**What needs to be done**
Could you print the listing again exactly, omitting the pictures?

**Provided information**
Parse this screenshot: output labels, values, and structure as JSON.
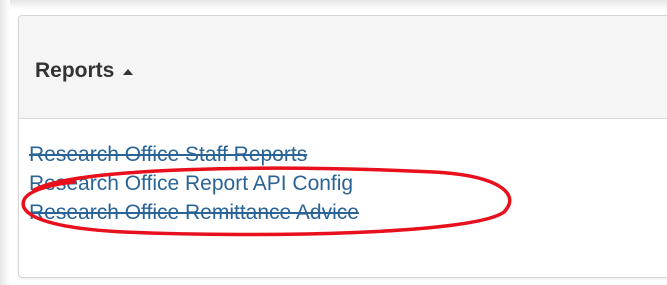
{
  "panel": {
    "title": "Reports",
    "caret_icon": "caret-up-icon"
  },
  "reports": {
    "items": [
      {
        "label": "Research Office Staff Reports"
      },
      {
        "label": "Research Office Report API Config"
      },
      {
        "label": "Research Office Remittance Advice"
      }
    ]
  },
  "colors": {
    "link": "#2a6496",
    "highlight_ellipse": "#e8101c",
    "heading_bg": "#f5f5f5"
  }
}
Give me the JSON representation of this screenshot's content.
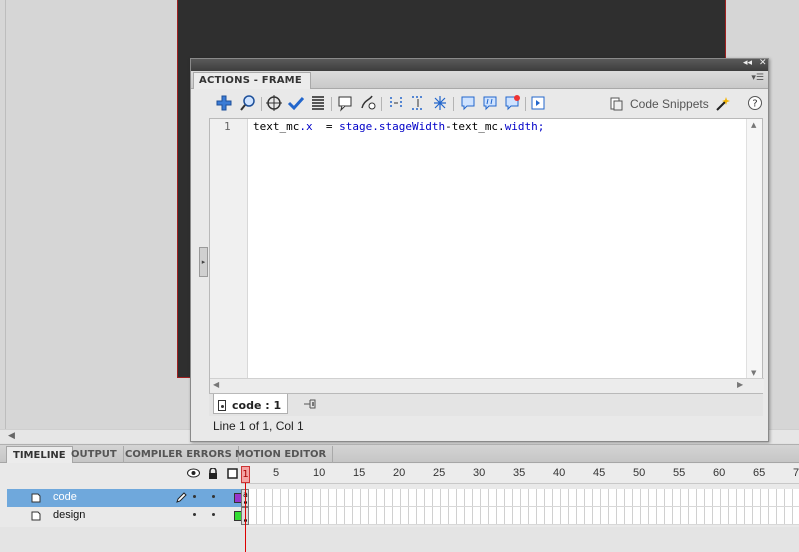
{
  "actions_panel": {
    "title": "ACTIONS - FRAME",
    "code_snippets_label": "Code Snippets",
    "line_number": "1",
    "code": {
      "part1": "text_mc",
      "part2": ".x",
      "part3": "  = ",
      "part4": "stage.stageWidth",
      "part5": "-text_mc.",
      "part6": "width;"
    },
    "script_tab_label": "code : 1",
    "status": "Line 1 of 1, Col 1",
    "toolbar_icons": [
      "add-statement-icon",
      "find-icon",
      "insert-target-path-icon",
      "check-syntax-icon",
      "auto-format-icon",
      "show-code-hint-icon",
      "debug-options-icon",
      "collapse-between-braces-icon",
      "collapse-selection-icon",
      "expand-all-icon",
      "apply-block-comment-icon",
      "apply-line-comment-icon",
      "remove-comment-icon",
      "show-hide-toolbox-icon"
    ]
  },
  "timeline": {
    "tabs": [
      "TIMELINE",
      "OUTPUT",
      "COMPILER ERRORS",
      "MOTION EDITOR"
    ],
    "active_tab": "TIMELINE",
    "playhead_frame": "1",
    "ruler": [
      "5",
      "10",
      "15",
      "20",
      "25",
      "30",
      "35",
      "40",
      "45",
      "50",
      "55",
      "60",
      "65",
      "7"
    ],
    "layers": [
      {
        "name": "code",
        "selected": true,
        "color": "#9933cc"
      },
      {
        "name": "design",
        "selected": false,
        "color": "#33dd33"
      }
    ]
  },
  "colors": {
    "stage": "#2f2f2f",
    "stage_border": "#a02020",
    "selection": "#6fa8dc",
    "playhead": "#dd0000",
    "code_blue": "#0000c8"
  }
}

**Response area**
Parse this screenshot: output labels, values, and structure as JSON.
{
  "panel": {
    "title": "Reports",
    "caret_icon": "caret-up-icon"
  },
  "reports": {
    "items": [
      {
        "label": "Research Office Staff Reports"
      },
      {
        "label": "Research Office Report API Config"
      },
      {
        "label": "Research Office Remittance Advice"
      }
    ]
  },
  "colors": {
    "link": "#2a6496",
    "highlight_ellipse": "#e8101c",
    "heading_bg": "#f5f5f5"
  }
}
Give me the JSON representation of this screenshot's content.
{
  "actions_panel": {
    "title": "ACTIONS - FRAME",
    "code_snippets_label": "Code Snippets",
    "line_number": "1",
    "code": {
      "part1": "text_mc",
      "part2": ".x",
      "part3": "  = ",
      "part4": "stage.stageWidth",
      "part5": "-text_mc.",
      "part6": "width;"
    },
    "script_tab_label": "code : 1",
    "status": "Line 1 of 1, Col 1",
    "toolbar_icons": [
      "add-statement-icon",
      "find-icon",
      "insert-target-path-icon",
      "check-syntax-icon",
      "auto-format-icon",
      "show-code-hint-icon",
      "debug-options-icon",
      "collapse-between-braces-icon",
      "collapse-selection-icon",
      "expand-all-icon",
      "apply-block-comment-icon",
      "apply-line-comment-icon",
      "remove-comment-icon",
      "show-hide-toolbox-icon"
    ]
  },
  "timeline": {
    "tabs": [
      "TIMELINE",
      "OUTPUT",
      "COMPILER ERRORS",
      "MOTION EDITOR"
    ],
    "active_tab": "TIMELINE",
    "playhead_frame": "1",
    "ruler": [
      "5",
      "10",
      "15",
      "20",
      "25",
      "30",
      "35",
      "40",
      "45",
      "50",
      "55",
      "60",
      "65",
      "7"
    ],
    "layers": [
      {
        "name": "code",
        "selected": true,
        "color": "#9933cc"
      },
      {
        "name": "design",
        "selected": false,
        "color": "#33dd33"
      }
    ]
  },
  "colors": {
    "stage": "#2f2f2f",
    "stage_border": "#a02020",
    "selection": "#6fa8dc",
    "playhead": "#dd0000",
    "code_blue": "#0000c8"
  }
}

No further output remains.